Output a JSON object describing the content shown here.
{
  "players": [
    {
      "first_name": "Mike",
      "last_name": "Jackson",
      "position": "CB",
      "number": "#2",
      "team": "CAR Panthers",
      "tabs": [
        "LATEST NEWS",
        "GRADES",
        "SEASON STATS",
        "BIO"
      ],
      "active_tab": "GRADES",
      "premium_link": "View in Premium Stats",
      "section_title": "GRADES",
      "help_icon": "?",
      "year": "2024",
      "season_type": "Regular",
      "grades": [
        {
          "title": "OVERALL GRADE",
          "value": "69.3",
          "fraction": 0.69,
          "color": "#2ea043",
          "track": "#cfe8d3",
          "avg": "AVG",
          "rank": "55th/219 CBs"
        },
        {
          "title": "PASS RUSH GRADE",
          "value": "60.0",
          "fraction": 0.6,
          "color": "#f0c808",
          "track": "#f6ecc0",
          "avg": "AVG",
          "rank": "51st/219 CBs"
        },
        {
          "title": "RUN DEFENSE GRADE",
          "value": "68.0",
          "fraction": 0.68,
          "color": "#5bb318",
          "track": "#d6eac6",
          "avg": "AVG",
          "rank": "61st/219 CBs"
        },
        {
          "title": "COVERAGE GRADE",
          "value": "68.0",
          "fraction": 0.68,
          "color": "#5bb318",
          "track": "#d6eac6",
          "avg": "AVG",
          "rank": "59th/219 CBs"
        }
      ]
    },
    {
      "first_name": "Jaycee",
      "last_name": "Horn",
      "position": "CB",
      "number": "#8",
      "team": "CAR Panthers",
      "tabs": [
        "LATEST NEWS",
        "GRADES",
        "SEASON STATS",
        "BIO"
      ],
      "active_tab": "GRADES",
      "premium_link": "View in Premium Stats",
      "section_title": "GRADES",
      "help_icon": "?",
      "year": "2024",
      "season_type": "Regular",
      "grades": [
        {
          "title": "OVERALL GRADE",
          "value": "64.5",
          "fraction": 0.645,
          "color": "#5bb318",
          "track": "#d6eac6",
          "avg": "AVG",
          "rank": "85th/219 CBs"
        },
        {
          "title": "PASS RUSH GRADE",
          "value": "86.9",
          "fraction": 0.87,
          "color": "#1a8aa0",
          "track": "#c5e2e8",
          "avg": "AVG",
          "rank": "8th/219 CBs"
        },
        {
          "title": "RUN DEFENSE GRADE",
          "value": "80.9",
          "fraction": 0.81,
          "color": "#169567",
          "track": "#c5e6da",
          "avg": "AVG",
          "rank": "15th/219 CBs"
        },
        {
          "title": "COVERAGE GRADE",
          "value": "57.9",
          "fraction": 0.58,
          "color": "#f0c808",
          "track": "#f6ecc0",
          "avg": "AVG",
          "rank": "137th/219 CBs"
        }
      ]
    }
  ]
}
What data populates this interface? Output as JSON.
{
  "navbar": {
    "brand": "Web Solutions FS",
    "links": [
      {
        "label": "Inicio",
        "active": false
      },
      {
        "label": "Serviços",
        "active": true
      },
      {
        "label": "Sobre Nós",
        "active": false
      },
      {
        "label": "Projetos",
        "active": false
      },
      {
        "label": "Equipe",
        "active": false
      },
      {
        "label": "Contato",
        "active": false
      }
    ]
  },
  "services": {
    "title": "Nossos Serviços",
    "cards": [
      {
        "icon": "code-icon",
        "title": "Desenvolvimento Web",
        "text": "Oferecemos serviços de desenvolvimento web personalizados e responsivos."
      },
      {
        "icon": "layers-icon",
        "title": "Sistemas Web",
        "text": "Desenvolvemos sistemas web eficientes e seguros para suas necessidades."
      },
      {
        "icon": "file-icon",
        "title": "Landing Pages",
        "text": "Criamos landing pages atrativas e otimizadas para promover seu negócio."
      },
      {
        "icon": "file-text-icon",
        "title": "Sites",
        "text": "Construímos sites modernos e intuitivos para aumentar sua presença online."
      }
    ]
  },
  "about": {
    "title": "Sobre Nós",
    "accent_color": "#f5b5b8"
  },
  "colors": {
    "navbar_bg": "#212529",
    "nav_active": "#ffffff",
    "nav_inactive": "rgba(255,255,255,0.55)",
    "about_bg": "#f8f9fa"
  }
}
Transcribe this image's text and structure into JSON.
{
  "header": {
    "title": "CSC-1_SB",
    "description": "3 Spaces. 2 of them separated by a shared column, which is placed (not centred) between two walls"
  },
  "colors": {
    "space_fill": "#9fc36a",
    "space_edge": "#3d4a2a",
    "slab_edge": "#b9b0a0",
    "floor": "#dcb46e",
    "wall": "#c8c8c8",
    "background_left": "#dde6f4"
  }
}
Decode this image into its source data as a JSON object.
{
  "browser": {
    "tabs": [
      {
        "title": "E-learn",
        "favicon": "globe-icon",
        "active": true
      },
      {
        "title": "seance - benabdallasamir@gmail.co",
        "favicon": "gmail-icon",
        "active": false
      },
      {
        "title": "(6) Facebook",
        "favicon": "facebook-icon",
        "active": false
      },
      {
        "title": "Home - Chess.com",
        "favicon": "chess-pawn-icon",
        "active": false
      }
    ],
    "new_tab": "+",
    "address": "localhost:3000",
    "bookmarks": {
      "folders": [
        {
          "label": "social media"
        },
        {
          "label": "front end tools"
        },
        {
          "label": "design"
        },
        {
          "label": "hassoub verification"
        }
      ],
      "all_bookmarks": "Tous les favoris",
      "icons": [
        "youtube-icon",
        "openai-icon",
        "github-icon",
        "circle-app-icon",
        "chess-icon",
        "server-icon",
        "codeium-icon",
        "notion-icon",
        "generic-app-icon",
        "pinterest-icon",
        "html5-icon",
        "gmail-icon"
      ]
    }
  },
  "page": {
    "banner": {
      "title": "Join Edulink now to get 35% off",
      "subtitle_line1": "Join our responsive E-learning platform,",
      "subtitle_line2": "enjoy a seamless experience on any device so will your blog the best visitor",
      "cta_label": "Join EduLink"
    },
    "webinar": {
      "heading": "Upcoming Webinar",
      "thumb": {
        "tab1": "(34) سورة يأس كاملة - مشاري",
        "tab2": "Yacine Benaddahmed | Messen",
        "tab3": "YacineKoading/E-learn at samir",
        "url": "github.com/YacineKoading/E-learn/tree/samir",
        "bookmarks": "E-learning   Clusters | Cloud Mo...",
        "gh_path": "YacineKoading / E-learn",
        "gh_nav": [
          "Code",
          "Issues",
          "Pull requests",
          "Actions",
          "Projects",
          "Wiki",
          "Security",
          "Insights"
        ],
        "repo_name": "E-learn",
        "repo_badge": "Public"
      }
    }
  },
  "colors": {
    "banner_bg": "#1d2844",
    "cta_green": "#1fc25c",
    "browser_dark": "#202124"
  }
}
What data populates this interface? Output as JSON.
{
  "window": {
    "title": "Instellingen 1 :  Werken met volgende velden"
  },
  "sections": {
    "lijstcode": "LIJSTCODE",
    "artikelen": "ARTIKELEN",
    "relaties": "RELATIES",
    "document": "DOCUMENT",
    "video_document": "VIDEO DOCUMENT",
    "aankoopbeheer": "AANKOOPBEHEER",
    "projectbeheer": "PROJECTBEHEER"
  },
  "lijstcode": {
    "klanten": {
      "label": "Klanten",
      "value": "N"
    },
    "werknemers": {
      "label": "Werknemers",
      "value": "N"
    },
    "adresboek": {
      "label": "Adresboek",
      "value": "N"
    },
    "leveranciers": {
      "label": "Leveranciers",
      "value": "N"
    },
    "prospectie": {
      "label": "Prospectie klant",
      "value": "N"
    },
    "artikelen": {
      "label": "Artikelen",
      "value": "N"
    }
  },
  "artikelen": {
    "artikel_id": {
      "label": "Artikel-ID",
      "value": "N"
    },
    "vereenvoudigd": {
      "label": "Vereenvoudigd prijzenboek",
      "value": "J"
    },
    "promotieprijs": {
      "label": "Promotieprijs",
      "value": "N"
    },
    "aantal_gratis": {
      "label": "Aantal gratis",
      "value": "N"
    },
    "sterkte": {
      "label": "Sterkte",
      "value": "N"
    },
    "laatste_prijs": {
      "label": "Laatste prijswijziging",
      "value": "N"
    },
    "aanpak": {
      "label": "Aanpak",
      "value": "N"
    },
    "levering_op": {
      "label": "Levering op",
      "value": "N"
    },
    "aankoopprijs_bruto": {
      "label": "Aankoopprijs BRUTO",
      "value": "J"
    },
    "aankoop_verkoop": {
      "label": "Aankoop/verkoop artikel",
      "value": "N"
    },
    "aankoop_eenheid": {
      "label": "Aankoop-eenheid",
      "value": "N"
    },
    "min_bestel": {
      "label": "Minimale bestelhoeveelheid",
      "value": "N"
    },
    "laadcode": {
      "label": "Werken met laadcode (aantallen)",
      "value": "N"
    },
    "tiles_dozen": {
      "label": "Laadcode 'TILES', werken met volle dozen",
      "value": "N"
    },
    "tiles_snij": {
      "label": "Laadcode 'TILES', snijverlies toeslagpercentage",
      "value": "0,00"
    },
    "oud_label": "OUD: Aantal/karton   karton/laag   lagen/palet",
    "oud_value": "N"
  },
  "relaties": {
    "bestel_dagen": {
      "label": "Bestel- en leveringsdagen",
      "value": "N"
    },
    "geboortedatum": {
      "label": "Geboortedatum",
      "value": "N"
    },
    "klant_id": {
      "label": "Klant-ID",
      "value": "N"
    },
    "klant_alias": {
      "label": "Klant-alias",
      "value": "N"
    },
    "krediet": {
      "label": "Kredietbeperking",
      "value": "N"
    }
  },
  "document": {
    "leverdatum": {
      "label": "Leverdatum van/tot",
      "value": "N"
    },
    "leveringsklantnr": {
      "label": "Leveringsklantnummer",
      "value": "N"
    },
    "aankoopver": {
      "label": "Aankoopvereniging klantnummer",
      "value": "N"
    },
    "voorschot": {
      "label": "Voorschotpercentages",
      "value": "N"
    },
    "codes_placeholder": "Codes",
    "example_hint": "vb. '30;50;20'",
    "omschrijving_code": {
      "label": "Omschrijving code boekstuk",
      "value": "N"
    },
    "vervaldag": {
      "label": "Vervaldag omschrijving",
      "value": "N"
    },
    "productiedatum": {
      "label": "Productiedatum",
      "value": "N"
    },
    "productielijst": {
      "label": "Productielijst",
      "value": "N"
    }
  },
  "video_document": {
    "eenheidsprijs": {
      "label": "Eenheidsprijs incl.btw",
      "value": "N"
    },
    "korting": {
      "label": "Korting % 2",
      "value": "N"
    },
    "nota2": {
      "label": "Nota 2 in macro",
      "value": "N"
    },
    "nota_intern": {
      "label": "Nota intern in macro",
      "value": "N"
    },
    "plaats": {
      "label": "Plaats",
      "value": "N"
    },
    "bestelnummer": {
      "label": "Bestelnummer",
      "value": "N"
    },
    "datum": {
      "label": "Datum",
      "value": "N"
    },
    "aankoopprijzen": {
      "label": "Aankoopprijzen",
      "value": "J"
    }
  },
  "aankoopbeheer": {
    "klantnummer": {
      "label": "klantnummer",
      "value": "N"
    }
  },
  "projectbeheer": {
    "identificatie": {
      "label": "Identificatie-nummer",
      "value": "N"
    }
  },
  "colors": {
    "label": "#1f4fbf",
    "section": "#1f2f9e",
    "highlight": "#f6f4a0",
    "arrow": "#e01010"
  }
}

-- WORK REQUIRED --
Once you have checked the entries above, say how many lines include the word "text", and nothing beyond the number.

-- TASK SOLUTION --
6